A sportsbook is a place where bettors can place wagers on different sporting events. These places usually accept multiple forms of payment and offer a variety of betting options, including moneyline bets and totals bets. They also feature an array of attractive bonuses and fast payouts. While most states have legalized sportsbooks, many do not, making it difficult for bettors to find the right one for them.
The first step in finding the best sportsbook is determining your personal betting style and preferences. Many sites offer a free trial period where bettors can test the waters without risking any real money. This will give bettors a feel for whether the site offers what they need to maximize their profits. In addition to this, a good sportsbook will have a variety of deposit methods and easy withdrawals.
Another way to narrow down your options is by evaluating the quality of sportsbook reviews.
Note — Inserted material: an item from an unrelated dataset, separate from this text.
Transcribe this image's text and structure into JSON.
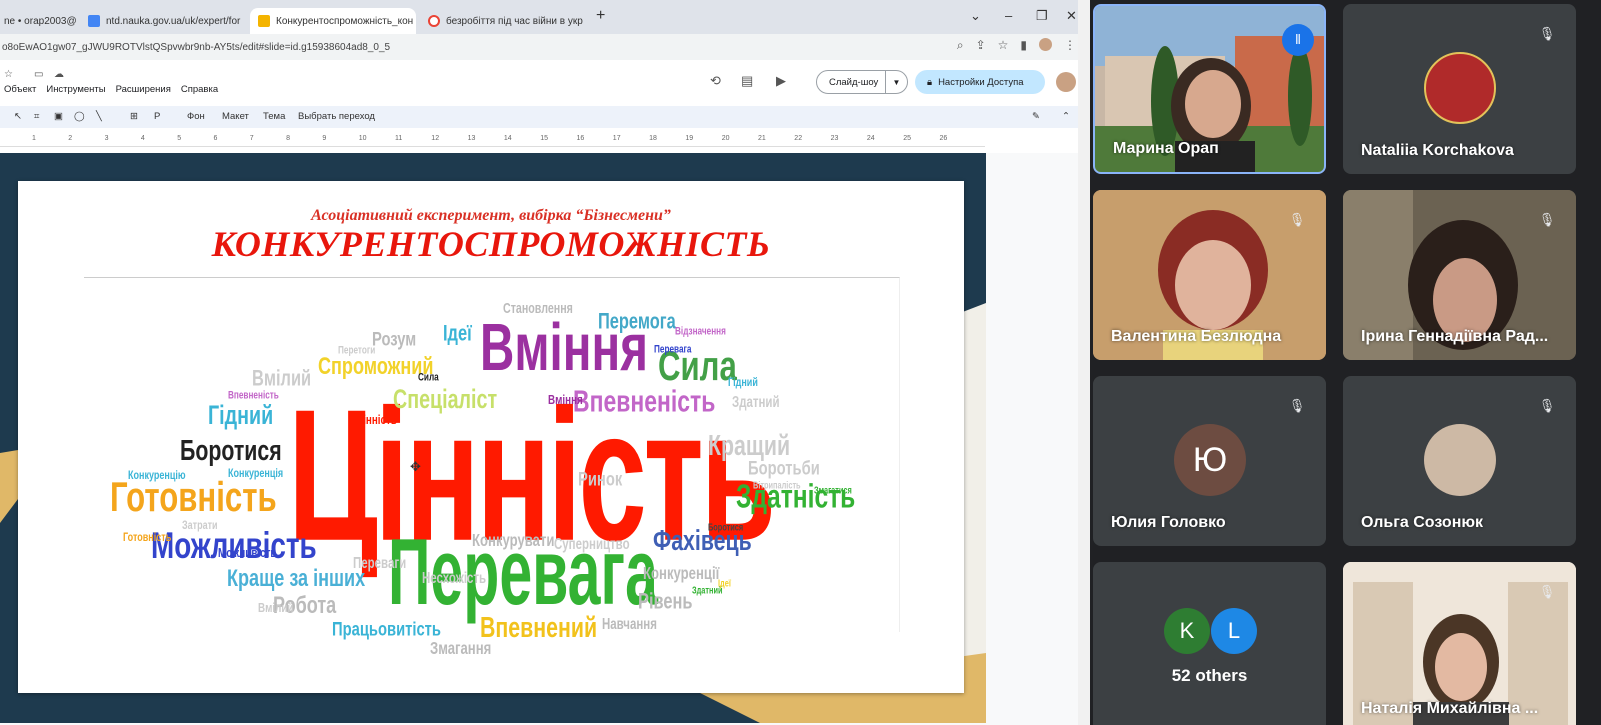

While user reviews can be helpful, they should not be taken as gospel. What one person views as a negative, another may view as a positive, and vice versa. It is important to read multiple reviews and compare prices before settling on a particular sportsbook.
The most popular wagers at sportsbooks are moneyline and point spread bets. While these bets are fairly simple, they can yield significant profits if bettors know how to manage their bankroll and minimize losses. In addition to the moneyline and point spread, bettors can make props bets on specific game-related occurrences. These bets can include the first player to score, the number of field goals made, and more.
While sportsbooks have a lot of advantages over bettors, they do not have a complete picture of the situation on the field or in the arena. This is especially true when it comes to home/away games, as some teams perform better on their own turf and others struggle away from it. In order to compensate for this, sportsbooks adjust their lines accordingly.
As a result, the average bettor has little chance of beating the oddsmakers at the sportsbook. This is why professional bettors prize a metric known as “closing line value,” which measures the difference between the line on a game when it’s settled and the opening line. If a bettors consistently takes advantage of closing line value, they’ll show a profit over the long run.
A sportsbook makes money by charging a fee, or vigorish, on losing bets. This fee is usually around 10%, but it can be higher or lower depending on the sportsbook. The remaining amount is used to pay winners. A sportsbook’s vigorish is its primary source of revenue, so it’s important for bettors to understand how this works and take advantage of it.
There are thousands of bets that can be placed on sporting events, but not all of them will win. A bettors job is to find the bets that have a high probability of winning and then risk their money on them. This type of betting is called handicapping and is done by using a sportsbook software. If you are interested in becoming a bookie then you can use a Pay Per Head (PPH) service.